It is revealed (SPOILER) that the murdered woman is a member of the reservation, and was in fact close friends with Renner’s daughter, who was previously killed in an unknown fashion. Large chunks of the film contain dialogue of grief and loss between the two pain-stricken families. The film ends on a lingering shot of Renner and the victim’s father (“Kimmy Schmidt”’s Gil Birmingham). A final wall of text burns into the screen, acknowledging the fact that Native American women are the only demographic for which there is no kept record in the Missing Persons Directory. Have no doubt, “Wind River” is a compelling crime drama through-and-through. However, Sheridan injects substantial themes of loss, familial strife and controversy through the depiction of the dismal Wind River Reservation. While a majority of the film focuses on the aspect of American wilderness, the reservation remains in a dismal state, wrought with drug addiction, sexual assault and poverty. These crises are indistinguishable from the true-to-life factors which leave reservations in a state that’s in much need of attention. While the film may appear hyperbolic about these representations, it serves as a call to attention on the very existence of these issues, and does so in a captivating, horrifying and empathetic manner which “Sicario” so apprehensively conveyed. A prime, tertiary installment to Sheridan’s crime drama trilogy, “Wind River” is a poetic and riveting contribution to film, bringing appraisal for both its contributions to the modern film noir and commentary on the neglected aspects of the political system.

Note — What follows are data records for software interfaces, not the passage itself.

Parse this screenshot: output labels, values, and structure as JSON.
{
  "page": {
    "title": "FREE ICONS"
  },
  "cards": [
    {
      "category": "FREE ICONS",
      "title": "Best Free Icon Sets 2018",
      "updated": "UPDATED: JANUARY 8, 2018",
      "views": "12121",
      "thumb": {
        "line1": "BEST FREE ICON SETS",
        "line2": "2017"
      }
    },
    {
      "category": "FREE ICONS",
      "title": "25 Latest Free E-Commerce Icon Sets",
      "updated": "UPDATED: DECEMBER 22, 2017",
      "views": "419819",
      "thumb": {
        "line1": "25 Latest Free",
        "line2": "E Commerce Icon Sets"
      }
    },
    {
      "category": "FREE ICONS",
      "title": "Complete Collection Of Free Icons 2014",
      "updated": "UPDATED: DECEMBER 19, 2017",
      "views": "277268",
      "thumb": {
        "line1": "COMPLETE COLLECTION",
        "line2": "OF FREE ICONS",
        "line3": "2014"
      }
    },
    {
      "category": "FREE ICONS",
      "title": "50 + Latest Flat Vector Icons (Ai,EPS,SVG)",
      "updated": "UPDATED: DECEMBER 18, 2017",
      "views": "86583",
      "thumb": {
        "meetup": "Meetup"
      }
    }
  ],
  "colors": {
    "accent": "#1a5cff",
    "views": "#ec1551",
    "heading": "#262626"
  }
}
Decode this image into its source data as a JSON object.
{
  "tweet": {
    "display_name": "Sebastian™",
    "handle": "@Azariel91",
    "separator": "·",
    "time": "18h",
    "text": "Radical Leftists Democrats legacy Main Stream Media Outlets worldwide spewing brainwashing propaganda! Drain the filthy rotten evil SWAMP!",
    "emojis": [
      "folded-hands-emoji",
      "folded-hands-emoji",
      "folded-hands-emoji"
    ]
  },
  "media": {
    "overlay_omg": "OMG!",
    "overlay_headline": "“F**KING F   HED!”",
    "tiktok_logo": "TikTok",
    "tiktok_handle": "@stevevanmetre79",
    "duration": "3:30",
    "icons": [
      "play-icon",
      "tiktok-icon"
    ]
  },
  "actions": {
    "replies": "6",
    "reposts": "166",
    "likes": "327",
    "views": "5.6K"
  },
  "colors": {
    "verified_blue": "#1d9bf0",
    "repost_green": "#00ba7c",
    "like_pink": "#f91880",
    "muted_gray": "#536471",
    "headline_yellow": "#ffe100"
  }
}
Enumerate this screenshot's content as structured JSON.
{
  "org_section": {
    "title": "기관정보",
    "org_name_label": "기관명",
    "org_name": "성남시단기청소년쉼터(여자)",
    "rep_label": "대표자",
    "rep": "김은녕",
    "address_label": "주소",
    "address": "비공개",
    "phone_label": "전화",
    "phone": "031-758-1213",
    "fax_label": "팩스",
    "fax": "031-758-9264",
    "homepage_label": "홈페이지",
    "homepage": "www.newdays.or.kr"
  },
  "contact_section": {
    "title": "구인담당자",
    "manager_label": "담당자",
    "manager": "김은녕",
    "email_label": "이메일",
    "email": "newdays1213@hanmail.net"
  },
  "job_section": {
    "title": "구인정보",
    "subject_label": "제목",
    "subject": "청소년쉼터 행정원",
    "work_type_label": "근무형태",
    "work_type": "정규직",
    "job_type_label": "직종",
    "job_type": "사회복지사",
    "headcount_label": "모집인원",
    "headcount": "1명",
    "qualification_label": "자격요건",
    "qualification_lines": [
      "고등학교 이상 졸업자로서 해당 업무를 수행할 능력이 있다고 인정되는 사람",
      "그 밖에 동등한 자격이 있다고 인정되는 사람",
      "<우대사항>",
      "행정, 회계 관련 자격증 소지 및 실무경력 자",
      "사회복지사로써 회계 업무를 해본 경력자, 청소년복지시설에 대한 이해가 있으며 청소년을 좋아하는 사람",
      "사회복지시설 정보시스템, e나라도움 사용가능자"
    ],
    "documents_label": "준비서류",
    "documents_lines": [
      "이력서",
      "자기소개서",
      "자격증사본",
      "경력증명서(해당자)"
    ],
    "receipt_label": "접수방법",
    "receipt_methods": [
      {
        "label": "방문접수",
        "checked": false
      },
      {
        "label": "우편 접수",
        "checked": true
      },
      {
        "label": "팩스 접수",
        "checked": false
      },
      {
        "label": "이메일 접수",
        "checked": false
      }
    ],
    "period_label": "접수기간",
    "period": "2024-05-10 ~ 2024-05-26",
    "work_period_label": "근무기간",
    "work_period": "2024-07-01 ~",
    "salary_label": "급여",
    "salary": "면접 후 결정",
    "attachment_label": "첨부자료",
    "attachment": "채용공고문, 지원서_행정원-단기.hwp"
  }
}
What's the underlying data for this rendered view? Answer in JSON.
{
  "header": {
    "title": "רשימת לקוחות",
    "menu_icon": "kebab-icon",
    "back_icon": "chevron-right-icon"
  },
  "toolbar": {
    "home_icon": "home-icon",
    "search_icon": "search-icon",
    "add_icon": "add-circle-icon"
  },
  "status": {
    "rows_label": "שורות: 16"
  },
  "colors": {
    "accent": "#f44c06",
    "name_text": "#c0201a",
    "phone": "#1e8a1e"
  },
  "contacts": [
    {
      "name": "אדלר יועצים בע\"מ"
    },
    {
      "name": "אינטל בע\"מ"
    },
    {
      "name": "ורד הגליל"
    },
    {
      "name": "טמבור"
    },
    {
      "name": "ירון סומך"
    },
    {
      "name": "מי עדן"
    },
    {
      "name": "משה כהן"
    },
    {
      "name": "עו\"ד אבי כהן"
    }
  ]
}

At the time of viewing the film, it was present in a mere 2,095 theaters nationally. This is a shockingly limited release that still surprises me, as this film is well worth the time and attention of the curious viewer.